Scan the entries below for the word "JSON" and copy every line in which it occurs.
Input data: Begin
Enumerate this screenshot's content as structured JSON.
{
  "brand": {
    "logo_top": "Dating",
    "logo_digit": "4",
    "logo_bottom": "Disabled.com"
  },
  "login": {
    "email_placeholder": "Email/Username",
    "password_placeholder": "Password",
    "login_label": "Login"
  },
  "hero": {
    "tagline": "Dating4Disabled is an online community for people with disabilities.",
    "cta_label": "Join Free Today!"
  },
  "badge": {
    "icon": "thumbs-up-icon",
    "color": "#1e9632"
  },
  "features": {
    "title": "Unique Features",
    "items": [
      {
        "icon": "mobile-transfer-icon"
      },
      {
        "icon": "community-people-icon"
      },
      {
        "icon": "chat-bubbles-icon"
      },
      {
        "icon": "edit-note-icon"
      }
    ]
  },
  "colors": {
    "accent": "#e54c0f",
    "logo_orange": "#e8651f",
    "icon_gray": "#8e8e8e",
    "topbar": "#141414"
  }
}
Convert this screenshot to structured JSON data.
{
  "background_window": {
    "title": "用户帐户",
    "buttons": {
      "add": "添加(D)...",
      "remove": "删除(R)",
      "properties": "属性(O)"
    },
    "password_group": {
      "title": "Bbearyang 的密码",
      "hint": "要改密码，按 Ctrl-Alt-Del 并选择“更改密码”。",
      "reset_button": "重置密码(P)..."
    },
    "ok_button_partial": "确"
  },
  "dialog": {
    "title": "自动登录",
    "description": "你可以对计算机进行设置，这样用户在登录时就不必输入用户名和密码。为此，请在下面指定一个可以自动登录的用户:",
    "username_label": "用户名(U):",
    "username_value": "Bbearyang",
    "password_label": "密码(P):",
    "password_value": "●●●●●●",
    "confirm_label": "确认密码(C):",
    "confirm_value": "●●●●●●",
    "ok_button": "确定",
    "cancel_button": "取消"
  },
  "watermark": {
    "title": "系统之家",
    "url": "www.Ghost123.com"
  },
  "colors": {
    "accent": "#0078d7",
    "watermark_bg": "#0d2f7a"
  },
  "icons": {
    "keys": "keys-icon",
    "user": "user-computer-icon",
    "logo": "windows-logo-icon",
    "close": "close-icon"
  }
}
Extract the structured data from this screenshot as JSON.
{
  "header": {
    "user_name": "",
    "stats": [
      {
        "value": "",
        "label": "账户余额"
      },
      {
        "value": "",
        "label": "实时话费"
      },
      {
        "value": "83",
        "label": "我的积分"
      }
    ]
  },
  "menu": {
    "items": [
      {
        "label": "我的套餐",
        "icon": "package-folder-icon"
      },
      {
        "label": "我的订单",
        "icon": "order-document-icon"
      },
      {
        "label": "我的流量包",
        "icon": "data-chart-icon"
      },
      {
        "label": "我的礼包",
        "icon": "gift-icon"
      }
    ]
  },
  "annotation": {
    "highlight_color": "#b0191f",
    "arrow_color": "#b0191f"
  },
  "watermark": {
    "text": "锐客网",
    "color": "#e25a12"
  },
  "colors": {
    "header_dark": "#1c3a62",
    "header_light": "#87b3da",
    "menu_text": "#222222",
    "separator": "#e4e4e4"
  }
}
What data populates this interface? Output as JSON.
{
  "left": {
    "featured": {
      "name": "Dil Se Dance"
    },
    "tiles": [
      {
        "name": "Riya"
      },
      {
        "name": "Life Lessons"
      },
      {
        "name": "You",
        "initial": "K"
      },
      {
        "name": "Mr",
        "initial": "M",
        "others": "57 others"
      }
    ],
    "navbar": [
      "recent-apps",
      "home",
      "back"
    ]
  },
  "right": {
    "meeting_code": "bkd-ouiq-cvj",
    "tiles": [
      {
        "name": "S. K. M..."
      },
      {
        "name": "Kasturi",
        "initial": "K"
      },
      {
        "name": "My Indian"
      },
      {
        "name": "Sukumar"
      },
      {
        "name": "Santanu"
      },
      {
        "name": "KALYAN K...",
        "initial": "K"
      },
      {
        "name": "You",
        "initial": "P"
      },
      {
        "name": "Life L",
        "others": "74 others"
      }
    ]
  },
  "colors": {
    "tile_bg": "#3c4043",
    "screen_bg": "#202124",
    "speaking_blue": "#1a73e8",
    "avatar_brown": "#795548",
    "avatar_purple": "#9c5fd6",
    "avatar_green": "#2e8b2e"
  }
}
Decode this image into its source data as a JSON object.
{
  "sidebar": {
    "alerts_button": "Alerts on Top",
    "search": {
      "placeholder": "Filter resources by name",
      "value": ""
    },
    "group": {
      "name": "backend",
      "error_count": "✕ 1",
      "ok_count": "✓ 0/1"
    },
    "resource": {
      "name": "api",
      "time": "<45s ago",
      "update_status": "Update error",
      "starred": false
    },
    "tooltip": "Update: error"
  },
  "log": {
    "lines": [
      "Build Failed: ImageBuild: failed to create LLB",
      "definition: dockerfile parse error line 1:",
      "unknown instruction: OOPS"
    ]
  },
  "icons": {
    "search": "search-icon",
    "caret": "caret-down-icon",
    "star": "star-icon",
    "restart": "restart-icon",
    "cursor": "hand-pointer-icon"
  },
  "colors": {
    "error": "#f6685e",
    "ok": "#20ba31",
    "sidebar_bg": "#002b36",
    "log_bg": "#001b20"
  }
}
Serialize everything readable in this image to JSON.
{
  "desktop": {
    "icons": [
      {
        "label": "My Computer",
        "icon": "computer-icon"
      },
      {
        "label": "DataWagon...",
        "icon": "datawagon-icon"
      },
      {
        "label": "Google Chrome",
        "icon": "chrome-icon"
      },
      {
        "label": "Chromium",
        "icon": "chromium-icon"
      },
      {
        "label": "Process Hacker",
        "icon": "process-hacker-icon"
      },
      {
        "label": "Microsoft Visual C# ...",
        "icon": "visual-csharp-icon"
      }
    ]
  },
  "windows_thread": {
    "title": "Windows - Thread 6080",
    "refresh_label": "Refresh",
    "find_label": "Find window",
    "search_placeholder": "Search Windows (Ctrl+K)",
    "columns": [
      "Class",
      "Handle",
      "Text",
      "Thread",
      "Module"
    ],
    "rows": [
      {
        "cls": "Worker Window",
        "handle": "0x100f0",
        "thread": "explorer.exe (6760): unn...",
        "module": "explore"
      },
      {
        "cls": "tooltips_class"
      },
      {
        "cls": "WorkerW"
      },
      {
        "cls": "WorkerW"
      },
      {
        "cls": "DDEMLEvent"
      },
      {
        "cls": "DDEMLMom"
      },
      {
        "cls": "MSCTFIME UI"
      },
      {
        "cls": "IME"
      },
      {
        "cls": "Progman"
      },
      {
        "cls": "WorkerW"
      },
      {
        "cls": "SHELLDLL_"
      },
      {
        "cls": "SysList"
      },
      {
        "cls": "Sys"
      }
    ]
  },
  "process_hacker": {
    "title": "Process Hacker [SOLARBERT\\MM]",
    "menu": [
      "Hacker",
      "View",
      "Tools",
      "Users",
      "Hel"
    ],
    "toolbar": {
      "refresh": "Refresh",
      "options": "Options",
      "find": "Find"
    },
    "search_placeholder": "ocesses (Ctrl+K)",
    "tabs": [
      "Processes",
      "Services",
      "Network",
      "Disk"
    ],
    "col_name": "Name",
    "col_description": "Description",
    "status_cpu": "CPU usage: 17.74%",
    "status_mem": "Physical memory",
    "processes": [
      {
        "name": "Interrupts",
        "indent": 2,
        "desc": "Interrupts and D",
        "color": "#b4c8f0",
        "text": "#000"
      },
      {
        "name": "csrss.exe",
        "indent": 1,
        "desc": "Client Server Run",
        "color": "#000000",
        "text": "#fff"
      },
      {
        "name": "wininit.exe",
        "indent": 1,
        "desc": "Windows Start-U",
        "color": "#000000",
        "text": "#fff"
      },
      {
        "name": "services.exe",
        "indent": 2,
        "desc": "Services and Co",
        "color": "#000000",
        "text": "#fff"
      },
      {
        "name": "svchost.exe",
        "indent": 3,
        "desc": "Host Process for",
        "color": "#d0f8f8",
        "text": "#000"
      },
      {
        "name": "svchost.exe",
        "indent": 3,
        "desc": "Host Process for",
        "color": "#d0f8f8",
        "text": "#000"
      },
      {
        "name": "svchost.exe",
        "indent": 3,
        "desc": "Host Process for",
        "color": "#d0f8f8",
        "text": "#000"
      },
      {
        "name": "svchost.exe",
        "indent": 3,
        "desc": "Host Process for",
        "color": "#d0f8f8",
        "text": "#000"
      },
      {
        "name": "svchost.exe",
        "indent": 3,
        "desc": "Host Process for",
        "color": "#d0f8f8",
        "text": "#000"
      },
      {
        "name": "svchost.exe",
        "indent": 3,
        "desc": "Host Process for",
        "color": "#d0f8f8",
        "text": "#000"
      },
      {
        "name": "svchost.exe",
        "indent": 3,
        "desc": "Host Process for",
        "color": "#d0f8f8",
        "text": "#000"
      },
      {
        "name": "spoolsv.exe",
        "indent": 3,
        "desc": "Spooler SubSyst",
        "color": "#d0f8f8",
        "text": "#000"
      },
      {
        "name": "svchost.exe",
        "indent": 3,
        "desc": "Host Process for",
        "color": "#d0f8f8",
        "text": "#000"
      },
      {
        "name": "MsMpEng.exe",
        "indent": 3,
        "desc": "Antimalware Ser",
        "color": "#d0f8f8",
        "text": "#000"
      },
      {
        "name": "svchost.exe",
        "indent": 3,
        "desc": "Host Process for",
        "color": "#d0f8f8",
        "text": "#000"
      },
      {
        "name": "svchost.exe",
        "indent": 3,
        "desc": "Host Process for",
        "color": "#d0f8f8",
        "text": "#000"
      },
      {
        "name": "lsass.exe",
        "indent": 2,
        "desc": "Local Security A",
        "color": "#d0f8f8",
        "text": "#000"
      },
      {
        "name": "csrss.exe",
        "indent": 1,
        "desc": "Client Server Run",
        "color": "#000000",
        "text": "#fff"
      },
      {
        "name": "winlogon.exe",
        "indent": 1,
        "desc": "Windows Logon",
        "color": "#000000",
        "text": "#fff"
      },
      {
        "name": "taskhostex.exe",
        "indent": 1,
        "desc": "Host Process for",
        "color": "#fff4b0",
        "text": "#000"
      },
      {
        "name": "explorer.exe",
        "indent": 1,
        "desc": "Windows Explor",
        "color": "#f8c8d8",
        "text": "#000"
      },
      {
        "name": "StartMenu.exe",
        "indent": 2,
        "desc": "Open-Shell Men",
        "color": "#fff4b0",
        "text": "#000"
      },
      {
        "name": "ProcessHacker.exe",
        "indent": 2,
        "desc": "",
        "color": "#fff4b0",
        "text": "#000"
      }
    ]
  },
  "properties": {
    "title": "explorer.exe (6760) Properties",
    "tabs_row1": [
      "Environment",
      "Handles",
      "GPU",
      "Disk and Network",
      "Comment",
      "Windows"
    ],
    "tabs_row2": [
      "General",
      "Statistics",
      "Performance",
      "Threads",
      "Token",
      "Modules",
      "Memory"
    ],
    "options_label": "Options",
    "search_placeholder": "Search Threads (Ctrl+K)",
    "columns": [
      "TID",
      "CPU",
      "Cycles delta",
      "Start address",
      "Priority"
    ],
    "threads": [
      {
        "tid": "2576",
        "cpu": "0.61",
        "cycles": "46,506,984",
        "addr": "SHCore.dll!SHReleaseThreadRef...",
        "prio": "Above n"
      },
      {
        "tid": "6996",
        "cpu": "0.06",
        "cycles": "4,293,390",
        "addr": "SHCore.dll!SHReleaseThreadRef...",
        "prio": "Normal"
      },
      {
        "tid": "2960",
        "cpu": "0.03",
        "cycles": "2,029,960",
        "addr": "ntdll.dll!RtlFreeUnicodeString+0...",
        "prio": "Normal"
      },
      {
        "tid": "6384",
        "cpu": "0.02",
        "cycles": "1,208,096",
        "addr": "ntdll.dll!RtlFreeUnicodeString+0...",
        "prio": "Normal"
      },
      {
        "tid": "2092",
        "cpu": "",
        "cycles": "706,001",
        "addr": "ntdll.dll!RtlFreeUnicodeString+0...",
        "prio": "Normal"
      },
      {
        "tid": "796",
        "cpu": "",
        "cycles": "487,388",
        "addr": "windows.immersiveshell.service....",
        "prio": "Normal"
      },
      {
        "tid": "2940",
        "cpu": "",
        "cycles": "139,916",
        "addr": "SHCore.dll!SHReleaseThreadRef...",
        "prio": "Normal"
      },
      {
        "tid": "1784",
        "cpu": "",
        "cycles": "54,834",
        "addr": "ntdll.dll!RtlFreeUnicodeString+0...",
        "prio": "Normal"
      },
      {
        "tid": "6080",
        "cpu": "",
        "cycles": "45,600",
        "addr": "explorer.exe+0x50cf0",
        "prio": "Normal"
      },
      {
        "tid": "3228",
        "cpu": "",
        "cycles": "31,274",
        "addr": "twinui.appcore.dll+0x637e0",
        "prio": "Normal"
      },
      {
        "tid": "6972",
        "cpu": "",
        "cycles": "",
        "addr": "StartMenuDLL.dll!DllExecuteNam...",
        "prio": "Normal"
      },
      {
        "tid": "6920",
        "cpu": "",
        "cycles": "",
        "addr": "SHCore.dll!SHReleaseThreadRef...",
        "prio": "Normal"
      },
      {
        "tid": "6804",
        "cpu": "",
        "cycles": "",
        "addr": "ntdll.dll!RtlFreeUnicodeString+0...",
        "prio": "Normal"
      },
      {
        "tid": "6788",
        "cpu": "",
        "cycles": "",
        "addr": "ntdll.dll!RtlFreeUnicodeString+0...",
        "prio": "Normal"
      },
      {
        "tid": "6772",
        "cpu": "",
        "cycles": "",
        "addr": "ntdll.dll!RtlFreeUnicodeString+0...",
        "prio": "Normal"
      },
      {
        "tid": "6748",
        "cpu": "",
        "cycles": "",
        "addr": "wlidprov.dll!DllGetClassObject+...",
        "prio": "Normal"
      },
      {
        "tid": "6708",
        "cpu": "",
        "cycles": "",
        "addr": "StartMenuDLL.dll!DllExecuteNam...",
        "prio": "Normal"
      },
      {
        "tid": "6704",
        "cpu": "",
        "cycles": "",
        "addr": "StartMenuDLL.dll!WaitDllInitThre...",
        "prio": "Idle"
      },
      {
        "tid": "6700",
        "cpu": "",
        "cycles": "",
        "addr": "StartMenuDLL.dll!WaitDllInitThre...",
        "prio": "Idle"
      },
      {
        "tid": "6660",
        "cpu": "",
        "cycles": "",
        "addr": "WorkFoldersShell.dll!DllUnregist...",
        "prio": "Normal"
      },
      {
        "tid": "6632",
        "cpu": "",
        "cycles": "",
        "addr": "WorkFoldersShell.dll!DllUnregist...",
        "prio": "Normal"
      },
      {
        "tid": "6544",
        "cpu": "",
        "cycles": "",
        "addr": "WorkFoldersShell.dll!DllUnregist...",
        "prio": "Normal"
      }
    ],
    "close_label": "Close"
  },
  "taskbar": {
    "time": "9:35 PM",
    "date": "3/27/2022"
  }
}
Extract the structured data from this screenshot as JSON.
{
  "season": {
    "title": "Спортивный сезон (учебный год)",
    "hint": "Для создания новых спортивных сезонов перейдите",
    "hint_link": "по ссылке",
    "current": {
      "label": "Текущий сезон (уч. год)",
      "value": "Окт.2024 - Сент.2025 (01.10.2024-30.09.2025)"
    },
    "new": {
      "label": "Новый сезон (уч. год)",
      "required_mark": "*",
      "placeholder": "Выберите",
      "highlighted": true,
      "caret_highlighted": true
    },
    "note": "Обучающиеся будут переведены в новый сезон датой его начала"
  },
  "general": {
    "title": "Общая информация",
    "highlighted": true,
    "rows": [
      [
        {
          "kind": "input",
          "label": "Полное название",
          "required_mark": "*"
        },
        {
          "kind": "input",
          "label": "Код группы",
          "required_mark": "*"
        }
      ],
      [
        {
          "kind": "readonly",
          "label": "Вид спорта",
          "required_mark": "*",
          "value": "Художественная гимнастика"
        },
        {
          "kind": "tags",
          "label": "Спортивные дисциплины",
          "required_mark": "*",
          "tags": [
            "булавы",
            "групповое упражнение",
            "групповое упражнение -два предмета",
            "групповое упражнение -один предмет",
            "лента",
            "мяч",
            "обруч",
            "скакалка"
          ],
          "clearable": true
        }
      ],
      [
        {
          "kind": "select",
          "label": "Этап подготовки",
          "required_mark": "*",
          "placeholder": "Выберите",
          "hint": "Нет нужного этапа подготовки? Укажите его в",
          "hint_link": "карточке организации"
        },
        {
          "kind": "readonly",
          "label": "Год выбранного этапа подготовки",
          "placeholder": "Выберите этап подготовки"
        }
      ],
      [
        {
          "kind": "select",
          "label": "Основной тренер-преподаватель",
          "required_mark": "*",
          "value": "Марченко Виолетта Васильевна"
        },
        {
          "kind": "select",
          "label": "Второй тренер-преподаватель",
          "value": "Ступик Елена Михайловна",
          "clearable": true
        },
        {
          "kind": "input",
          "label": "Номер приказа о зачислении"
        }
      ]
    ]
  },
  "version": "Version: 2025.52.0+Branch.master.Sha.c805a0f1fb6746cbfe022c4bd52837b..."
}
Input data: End
Exercise result:
Enumerate this screenshot's content as structured JSON.
Convert this screenshot to structured JSON data.
Extract the structured data from this screenshot as JSON.
What data populates this interface? Output as JSON.
Decode this image into its source data as a JSON object.
Serialize everything readable in this image to JSON.
Extract the structured data from this screenshot as JSON.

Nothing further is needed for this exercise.